[Web page and app entries]

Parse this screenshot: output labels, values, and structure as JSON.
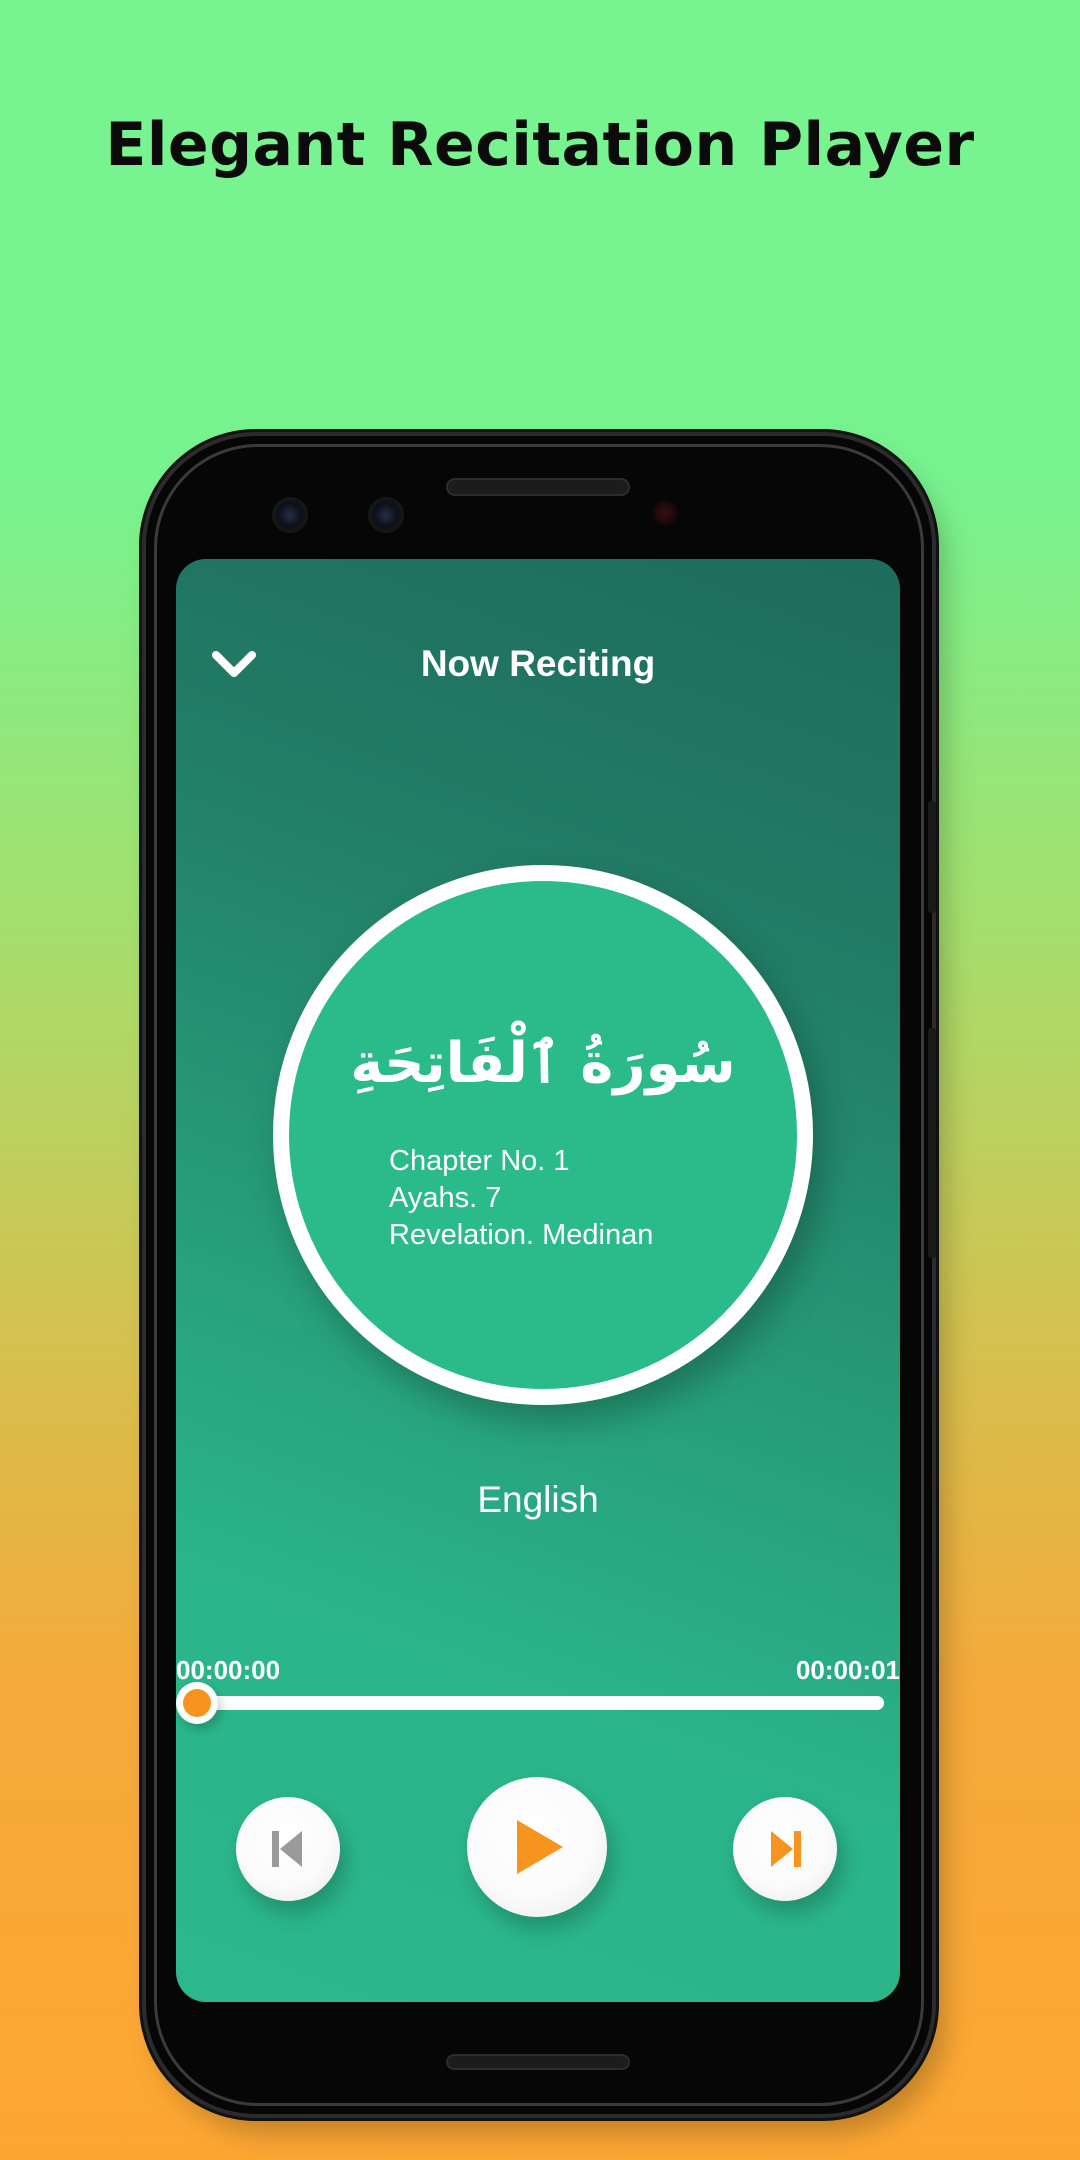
{
  "headline": "Elegant Recitation Player",
  "player": {
    "title": "Now Reciting",
    "collapse_icon": "chevron-down-icon",
    "surah": {
      "arabic_name": "سُورَةُ ٱلْفَاتِحَةِ",
      "chapter": "Chapter No. 1",
      "ayahs": "Ayahs. 7",
      "revelation": "Revelation. Medinan"
    },
    "language": "English",
    "progress": {
      "elapsed": "00:00:00",
      "total": "00:00:01",
      "fraction": 0.0
    },
    "controls": {
      "previous_icon": "skip-previous-icon",
      "play_icon": "play-icon",
      "next_icon": "skip-next-icon"
    }
  },
  "colors": {
    "screen_accent": "#2bb88b",
    "screen_dark": "#1d6b5c",
    "control_accent": "#f7941d",
    "control_muted": "#9a9a9a",
    "bg_top": "#77f38f",
    "bg_bottom": "#fda733"
  }
}
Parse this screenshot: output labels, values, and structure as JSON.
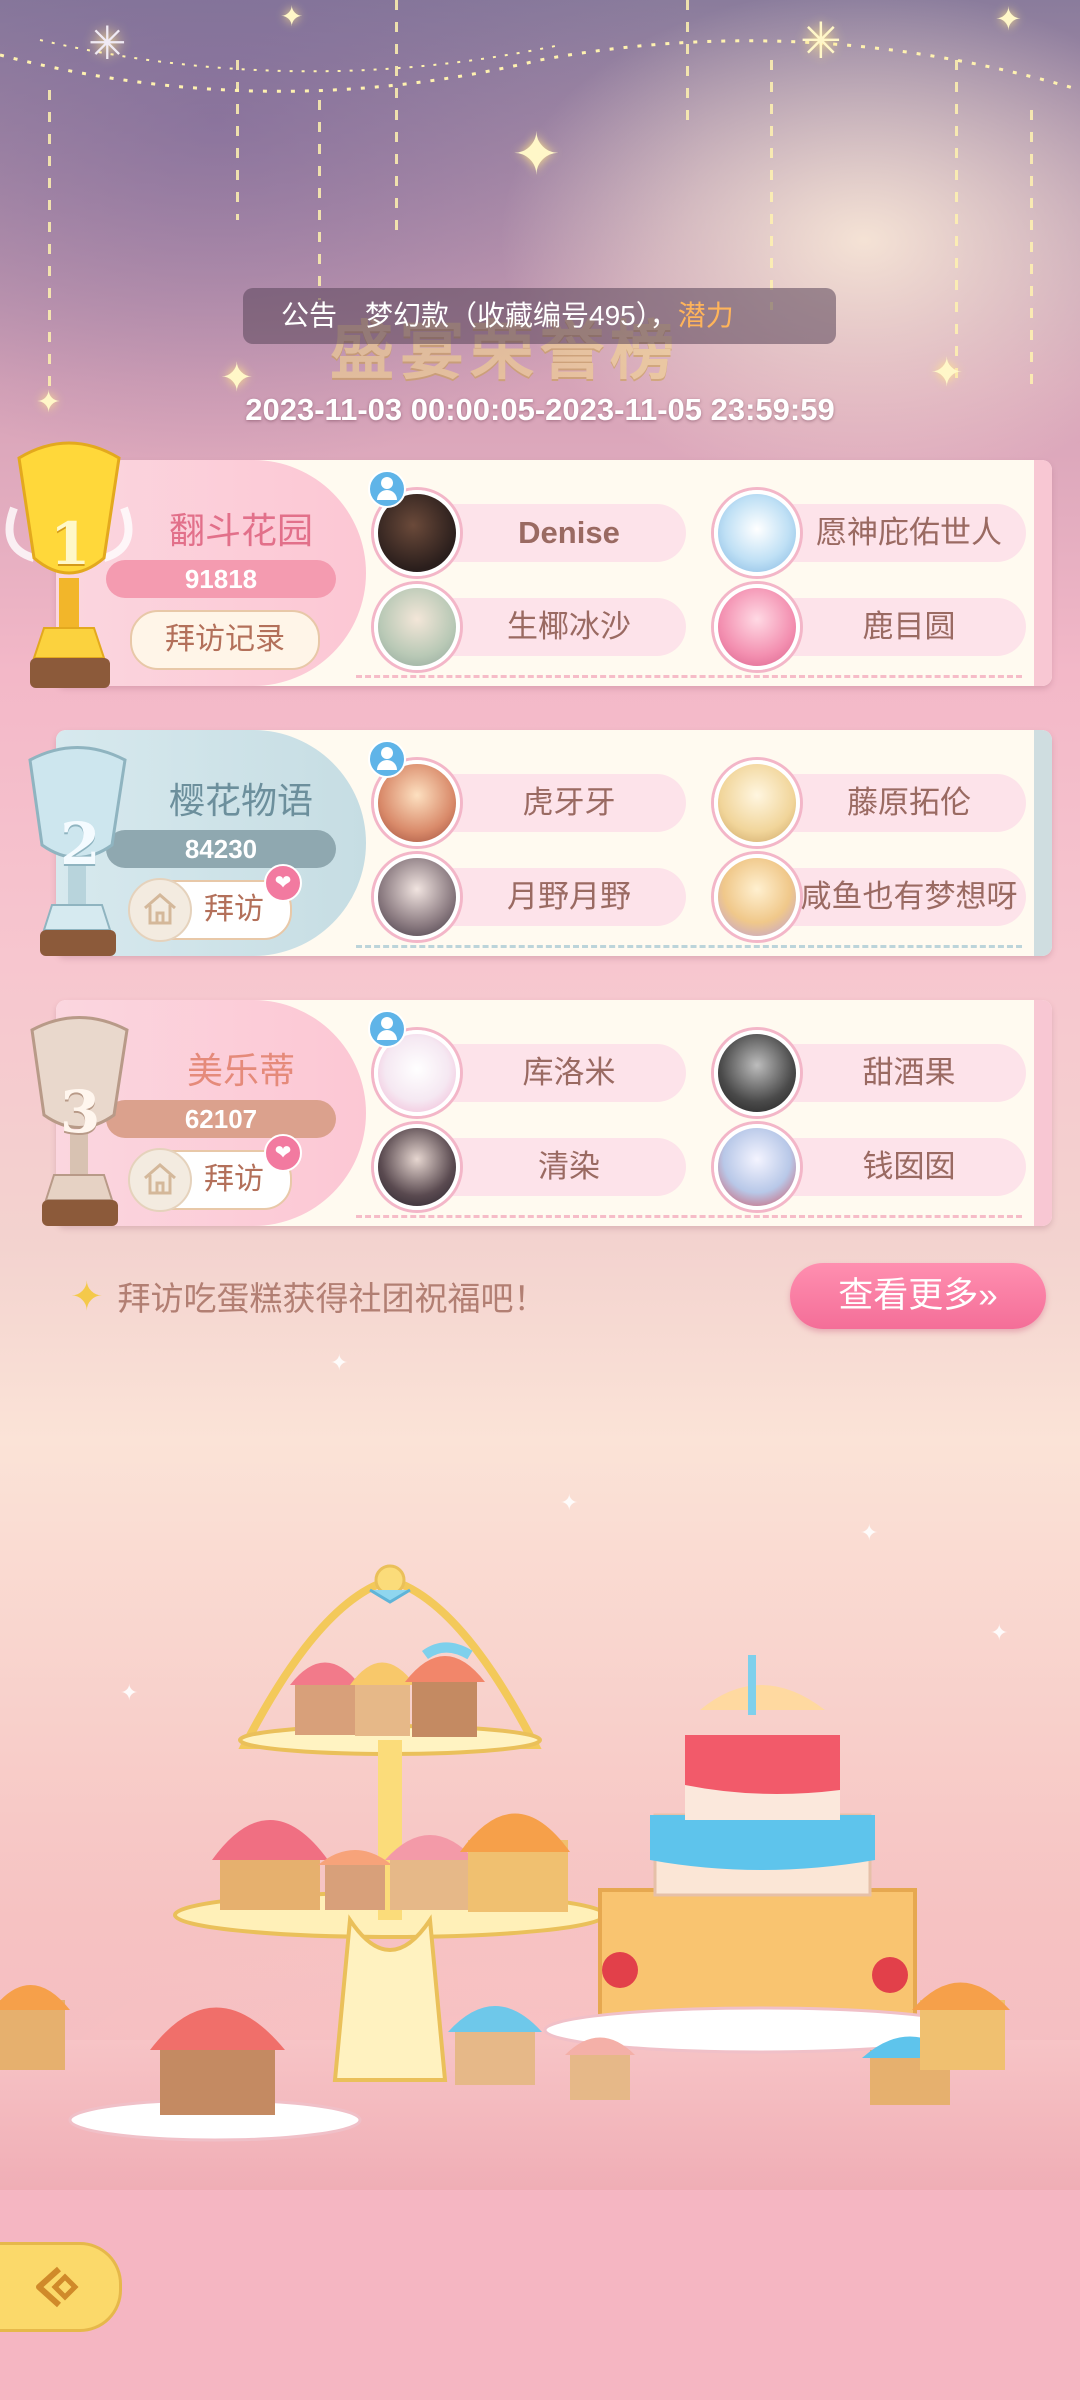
{
  "announcement": {
    "label": "公告",
    "message_prefix": "梦幻款（收藏编号495），",
    "message_highlight": "潜力"
  },
  "board": {
    "title": "盛宴荣誉榜",
    "period": "2023-11-03 00:00:05-2023-11-05 23:59:59"
  },
  "clubs": [
    {
      "rank": "1",
      "name": "翻斗花园",
      "score": "91818",
      "button": "拜访记录",
      "members": [
        "Denise",
        "愿神庇佑世人",
        "生椰冰沙",
        "鹿目圆"
      ]
    },
    {
      "rank": "2",
      "name": "樱花物语",
      "score": "84230",
      "button": "拜访",
      "members": [
        "虎牙牙",
        "藤原拓伦",
        "月野月野",
        "咸鱼也有梦想呀"
      ]
    },
    {
      "rank": "3",
      "name": "美乐蒂",
      "score": "62107",
      "button": "拜访",
      "members": [
        "库洛米",
        "甜酒果",
        "清染",
        "钱囡囡"
      ]
    }
  ],
  "hint": "拜访吃蛋糕获得社团祝福吧！",
  "more_button": "查看更多»",
  "colors": {
    "accent_pink": "#f46e98",
    "gold": "#f4c94a"
  },
  "icons": {
    "back": "back-arrow-icon",
    "home": "home-icon",
    "heart": "heart-icon",
    "leader": "leader-icon"
  }
}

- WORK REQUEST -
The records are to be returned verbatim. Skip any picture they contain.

- ANSWER BOX -
Parse this screenshot: output labels, values, and structure as JSON.
{
  "headline": "Elegant Recitation Player",
  "player": {
    "title": "Now Reciting",
    "collapse_icon": "chevron-down-icon",
    "surah": {
      "arabic_name": "سُورَةُ ٱلْفَاتِحَةِ",
      "chapter": "Chapter No. 1",
      "ayahs": "Ayahs. 7",
      "revelation": "Revelation. Medinan"
    },
    "language": "English",
    "progress": {
      "elapsed": "00:00:00",
      "total": "00:00:01",
      "fraction": 0.0
    },
    "controls": {
      "previous_icon": "skip-previous-icon",
      "play_icon": "play-icon",
      "next_icon": "skip-next-icon"
    }
  },
  "colors": {
    "screen_accent": "#2bb88b",
    "screen_dark": "#1d6b5c",
    "control_accent": "#f7941d",
    "control_muted": "#9a9a9a",
    "bg_top": "#77f38f",
    "bg_bottom": "#fda733"
  }
}
Parse this screenshot: output labels, values, and structure as JSON.
{
  "announcement": {
    "label": "公告",
    "message_prefix": "梦幻款（收藏编号495），",
    "message_highlight": "潜力"
  },
  "board": {
    "title": "盛宴荣誉榜",
    "period": "2023-11-03 00:00:05-2023-11-05 23:59:59"
  },
  "clubs": [
    {
      "rank": "1",
      "name": "翻斗花园",
      "score": "91818",
      "button": "拜访记录",
      "members": [
        "Denise",
        "愿神庇佑世人",
        "生椰冰沙",
        "鹿目圆"
      ]
    },
    {
      "rank": "2",
      "name": "樱花物语",
      "score": "84230",
      "button": "拜访",
      "members": [
        "虎牙牙",
        "藤原拓伦",
        "月野月野",
        "咸鱼也有梦想呀"
      ]
    },
    {
      "rank": "3",
      "name": "美乐蒂",
      "score": "62107",
      "button": "拜访",
      "members": [
        "库洛米",
        "甜酒果",
        "清染",
        "钱囡囡"
      ]
    }
  ],
  "hint": "拜访吃蛋糕获得社团祝福吧！",
  "more_button": "查看更多»",
  "colors": {
    "accent_pink": "#f46e98",
    "gold": "#f4c94a"
  },
  "icons": {
    "back": "back-arrow-icon",
    "home": "home-icon",
    "heart": "heart-icon",
    "leader": "leader-icon"
  }
}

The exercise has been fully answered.